The effect of a strategic instruction intervention on the mastery of information by postsecondary students with learning disabilities

Date of Completion

January 2003


Education, Educational Psychology|Education, Special

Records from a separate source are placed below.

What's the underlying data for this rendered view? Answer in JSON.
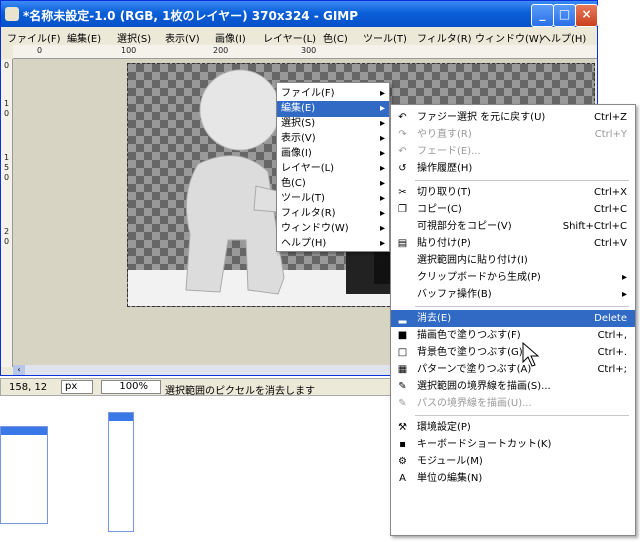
{
  "window": {
    "title": "*名称未設定-1.0 (RGB, 1枚のレイヤー) 370x324 - GIMP",
    "controls": {
      "minimize": "_",
      "maximize": "□",
      "close": "×"
    }
  },
  "menubar": [
    "ファイル(F)",
    "編集(E)",
    "選択(S)",
    "表示(V)",
    "画像(I)",
    "レイヤー(L)",
    "色(C)",
    "ツール(T)",
    "フィルタ(R)",
    "ウィンドウ(W)",
    "ヘルプ(H)"
  ],
  "ruler": {
    "h_ticks": [
      "0",
      "100",
      "200",
      "300"
    ],
    "v_ticks": [
      "0",
      "1",
      "0",
      "1",
      "5",
      "0",
      "2",
      "0"
    ]
  },
  "status": {
    "coords": "158, 12",
    "unit": "px",
    "zoom": "100%",
    "message": "選択範囲のピクセルを消去します"
  },
  "image_menu": {
    "items": [
      {
        "label": "ファイル(F)",
        "arrow": "▸"
      },
      {
        "label": "編集(E)",
        "arrow": "▸",
        "selected": true
      },
      {
        "label": "選択(S)",
        "arrow": "▸"
      },
      {
        "label": "表示(V)",
        "arrow": "▸"
      },
      {
        "label": "画像(I)",
        "arrow": "▸"
      },
      {
        "label": "レイヤー(L)",
        "arrow": "▸"
      },
      {
        "label": "色(C)",
        "arrow": "▸"
      },
      {
        "label": "ツール(T)",
        "arrow": "▸"
      },
      {
        "label": "フィルタ(R)",
        "arrow": "▸"
      },
      {
        "label": "ウィンドウ(W)",
        "arrow": "▸"
      },
      {
        "label": "ヘルプ(H)",
        "arrow": "▸"
      }
    ]
  },
  "edit_menu": {
    "items": [
      {
        "label": "ファジー選択 を元に戻す(U)",
        "shortcut": "Ctrl+Z",
        "icon": "undo-icon",
        "glyph": "↶"
      },
      {
        "label": "やり直す(R)",
        "shortcut": "Ctrl+Y",
        "icon": "redo-icon",
        "glyph": "↷",
        "disabled": true
      },
      {
        "label": "フェード(E)...",
        "shortcut": "",
        "icon": "fade-icon",
        "glyph": "↶",
        "disabled": true
      },
      {
        "label": "操作履歴(H)",
        "shortcut": "",
        "icon": "history-icon",
        "glyph": "↺",
        "sep_after": true
      },
      {
        "label": "切り取り(T)",
        "shortcut": "Ctrl+X",
        "icon": "scissors-icon",
        "glyph": "✂"
      },
      {
        "label": "コピー(C)",
        "shortcut": "Ctrl+C",
        "icon": "copy-icon",
        "glyph": "❐"
      },
      {
        "label": "可視部分をコピー(V)",
        "shortcut": "Shift+Ctrl+C",
        "icon": "",
        "glyph": ""
      },
      {
        "label": "貼り付け(P)",
        "shortcut": "Ctrl+V",
        "icon": "paste-icon",
        "glyph": "▤"
      },
      {
        "label": "選択範囲内に貼り付け(I)",
        "shortcut": "",
        "icon": "",
        "glyph": ""
      },
      {
        "label": "クリップボードから生成(P)",
        "shortcut": "",
        "arrow": "▸",
        "icon": "",
        "glyph": ""
      },
      {
        "label": "バッファ操作(B)",
        "shortcut": "",
        "arrow": "▸",
        "icon": "",
        "glyph": "",
        "sep_after": true
      },
      {
        "label": "消去(E)",
        "shortcut": "Delete",
        "icon": "clear-icon",
        "glyph": "▂",
        "selected": true
      },
      {
        "label": "描画色で塗りつぶす(F)",
        "shortcut": "Ctrl+,",
        "icon": "fg-color-icon",
        "glyph": "■"
      },
      {
        "label": "背景色で塗りつぶす(G)",
        "shortcut": "Ctrl+.",
        "icon": "bg-color-icon",
        "glyph": "□"
      },
      {
        "label": "パターンで塗りつぶす(A)",
        "shortcut": "Ctrl+;",
        "icon": "pattern-icon",
        "glyph": "▦"
      },
      {
        "label": "選択範囲の境界線を描画(S)...",
        "shortcut": "",
        "icon": "stroke-selection-icon",
        "glyph": "✎"
      },
      {
        "label": "パスの境界線を描画(U)...",
        "shortcut": "",
        "icon": "stroke-path-icon",
        "glyph": "✎",
        "disabled": true,
        "sep_after": true
      },
      {
        "label": "環境設定(P)",
        "shortcut": "",
        "icon": "preferences-icon",
        "glyph": "⚒"
      },
      {
        "label": "キーボードショートカット(K)",
        "shortcut": "",
        "icon": "keyboard-icon",
        "glyph": "▪"
      },
      {
        "label": "モジュール(M)",
        "shortcut": "",
        "icon": "module-icon",
        "glyph": "⚙"
      },
      {
        "label": "単位の編集(N)",
        "shortcut": "",
        "icon": "units-icon",
        "glyph": "A"
      }
    ]
  },
  "colors": {
    "title_bar": "#0a5fd8",
    "highlight": "#316ac5",
    "menu_bg": "#ffffff"
  }
}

Learning Disabilities (LD) are defined as chronic cognitive and academic difficulties that persist throughout one's lifespan. A variety of negative outcomes have been associated with LD, including elevated high-school dropout rates, prolonged financial and emotional dependence, and issues with reduced self-esteem. Increased numbers of students with LD in postsecondary settings indicates a need for postsecondary institutions to determine effective methods for supporting this population. However, a lack of empirically based interventions specifically for postsecondary students with LD currently exists. One potentially effective intervention is strategy instruction (SI), which targets the development of compensatory strategies to facilitate efficient learning. This study evaluated the use of one of the interventions under the umbrella of SI, the Paired Associates Strategy (PAS), which has yielded improvement in the recall of information among adolescents with LD. Results of a multiple baseline design suggested that a modified version of PAS was effective in improving short-term recall of information by postsecondary students with LD. However, students did not uniformly support the strategy despite significant gains in recall of information. Implications, limitations, and future directions are discussed. ^